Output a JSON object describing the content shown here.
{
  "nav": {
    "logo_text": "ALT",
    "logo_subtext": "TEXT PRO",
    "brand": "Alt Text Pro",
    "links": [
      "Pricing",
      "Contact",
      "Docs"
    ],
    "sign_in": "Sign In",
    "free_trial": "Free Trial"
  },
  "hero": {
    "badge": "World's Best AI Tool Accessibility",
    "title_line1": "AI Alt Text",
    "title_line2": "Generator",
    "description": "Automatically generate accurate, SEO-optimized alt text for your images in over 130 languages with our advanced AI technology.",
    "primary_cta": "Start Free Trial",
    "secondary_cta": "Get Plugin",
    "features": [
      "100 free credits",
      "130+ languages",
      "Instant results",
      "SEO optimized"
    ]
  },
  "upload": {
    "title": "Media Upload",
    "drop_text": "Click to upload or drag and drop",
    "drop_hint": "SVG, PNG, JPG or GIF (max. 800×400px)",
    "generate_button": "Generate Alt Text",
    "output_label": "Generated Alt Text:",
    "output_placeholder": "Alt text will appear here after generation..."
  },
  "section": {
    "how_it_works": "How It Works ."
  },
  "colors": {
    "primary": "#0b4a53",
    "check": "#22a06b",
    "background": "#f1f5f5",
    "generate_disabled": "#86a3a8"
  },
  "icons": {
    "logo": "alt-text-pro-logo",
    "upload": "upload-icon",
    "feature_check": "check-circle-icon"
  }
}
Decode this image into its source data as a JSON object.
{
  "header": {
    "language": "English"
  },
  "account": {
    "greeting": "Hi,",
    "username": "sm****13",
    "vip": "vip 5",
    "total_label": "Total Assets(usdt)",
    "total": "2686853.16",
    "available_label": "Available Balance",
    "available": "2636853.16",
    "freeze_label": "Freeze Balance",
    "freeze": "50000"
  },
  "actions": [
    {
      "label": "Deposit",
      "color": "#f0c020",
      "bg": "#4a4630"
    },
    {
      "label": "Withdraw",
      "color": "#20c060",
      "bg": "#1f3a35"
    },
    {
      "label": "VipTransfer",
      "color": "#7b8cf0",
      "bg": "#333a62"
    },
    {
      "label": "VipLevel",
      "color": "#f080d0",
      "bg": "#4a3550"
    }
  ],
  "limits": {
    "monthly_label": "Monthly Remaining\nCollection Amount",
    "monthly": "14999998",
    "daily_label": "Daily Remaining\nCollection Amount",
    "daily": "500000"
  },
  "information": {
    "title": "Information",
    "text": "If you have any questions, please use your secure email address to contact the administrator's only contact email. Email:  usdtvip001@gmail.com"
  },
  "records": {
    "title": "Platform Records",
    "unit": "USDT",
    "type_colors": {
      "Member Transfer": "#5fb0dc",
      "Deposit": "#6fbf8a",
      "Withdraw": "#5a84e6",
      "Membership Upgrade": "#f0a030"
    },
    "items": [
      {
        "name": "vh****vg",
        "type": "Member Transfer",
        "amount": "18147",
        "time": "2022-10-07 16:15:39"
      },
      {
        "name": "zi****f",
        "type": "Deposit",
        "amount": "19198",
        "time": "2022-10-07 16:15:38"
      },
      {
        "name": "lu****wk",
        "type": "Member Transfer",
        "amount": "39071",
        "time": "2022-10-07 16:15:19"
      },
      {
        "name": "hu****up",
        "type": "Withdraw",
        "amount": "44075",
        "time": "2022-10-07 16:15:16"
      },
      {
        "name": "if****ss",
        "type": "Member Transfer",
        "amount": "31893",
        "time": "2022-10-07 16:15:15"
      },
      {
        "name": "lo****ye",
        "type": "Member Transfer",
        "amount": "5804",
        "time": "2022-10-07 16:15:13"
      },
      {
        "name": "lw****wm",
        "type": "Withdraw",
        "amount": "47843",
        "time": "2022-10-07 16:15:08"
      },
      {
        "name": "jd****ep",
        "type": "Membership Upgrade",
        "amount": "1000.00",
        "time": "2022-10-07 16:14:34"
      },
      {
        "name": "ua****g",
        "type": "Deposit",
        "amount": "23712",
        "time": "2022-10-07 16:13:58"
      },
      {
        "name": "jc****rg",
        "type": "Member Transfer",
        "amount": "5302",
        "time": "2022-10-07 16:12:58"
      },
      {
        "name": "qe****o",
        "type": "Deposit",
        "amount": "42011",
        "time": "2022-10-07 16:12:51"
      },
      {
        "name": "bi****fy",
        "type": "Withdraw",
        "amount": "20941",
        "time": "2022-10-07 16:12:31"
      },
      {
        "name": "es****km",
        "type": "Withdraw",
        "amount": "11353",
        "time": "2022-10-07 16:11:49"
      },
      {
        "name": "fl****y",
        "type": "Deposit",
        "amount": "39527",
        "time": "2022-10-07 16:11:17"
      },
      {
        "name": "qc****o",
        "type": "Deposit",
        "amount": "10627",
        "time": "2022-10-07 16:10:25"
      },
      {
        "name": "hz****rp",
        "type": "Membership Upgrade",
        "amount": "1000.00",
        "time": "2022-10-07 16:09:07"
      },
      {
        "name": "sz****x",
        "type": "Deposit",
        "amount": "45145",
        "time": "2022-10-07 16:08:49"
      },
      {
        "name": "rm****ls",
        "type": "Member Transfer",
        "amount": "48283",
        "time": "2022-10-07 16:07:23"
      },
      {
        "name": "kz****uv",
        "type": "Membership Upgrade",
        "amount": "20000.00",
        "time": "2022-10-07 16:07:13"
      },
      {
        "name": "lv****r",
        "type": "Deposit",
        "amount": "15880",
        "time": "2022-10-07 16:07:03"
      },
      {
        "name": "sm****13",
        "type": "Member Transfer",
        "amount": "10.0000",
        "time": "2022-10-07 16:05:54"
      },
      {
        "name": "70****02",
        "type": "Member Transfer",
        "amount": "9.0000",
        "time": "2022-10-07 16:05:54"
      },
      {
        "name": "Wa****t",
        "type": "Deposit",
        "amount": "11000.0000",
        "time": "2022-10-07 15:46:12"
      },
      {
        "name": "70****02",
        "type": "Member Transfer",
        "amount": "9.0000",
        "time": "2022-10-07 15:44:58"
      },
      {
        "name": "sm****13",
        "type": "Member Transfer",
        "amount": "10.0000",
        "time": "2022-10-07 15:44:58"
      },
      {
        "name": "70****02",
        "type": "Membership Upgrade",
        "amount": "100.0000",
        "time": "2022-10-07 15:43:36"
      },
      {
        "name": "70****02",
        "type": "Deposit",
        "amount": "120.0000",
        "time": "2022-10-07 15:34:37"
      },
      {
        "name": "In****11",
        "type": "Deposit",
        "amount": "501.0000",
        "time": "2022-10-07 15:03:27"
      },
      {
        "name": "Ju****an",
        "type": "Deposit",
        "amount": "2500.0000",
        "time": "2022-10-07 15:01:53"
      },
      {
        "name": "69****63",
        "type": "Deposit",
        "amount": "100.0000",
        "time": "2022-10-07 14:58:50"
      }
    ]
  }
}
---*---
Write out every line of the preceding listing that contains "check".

    "check": "#22a06b",
    "feature_check": "check-circle-icon"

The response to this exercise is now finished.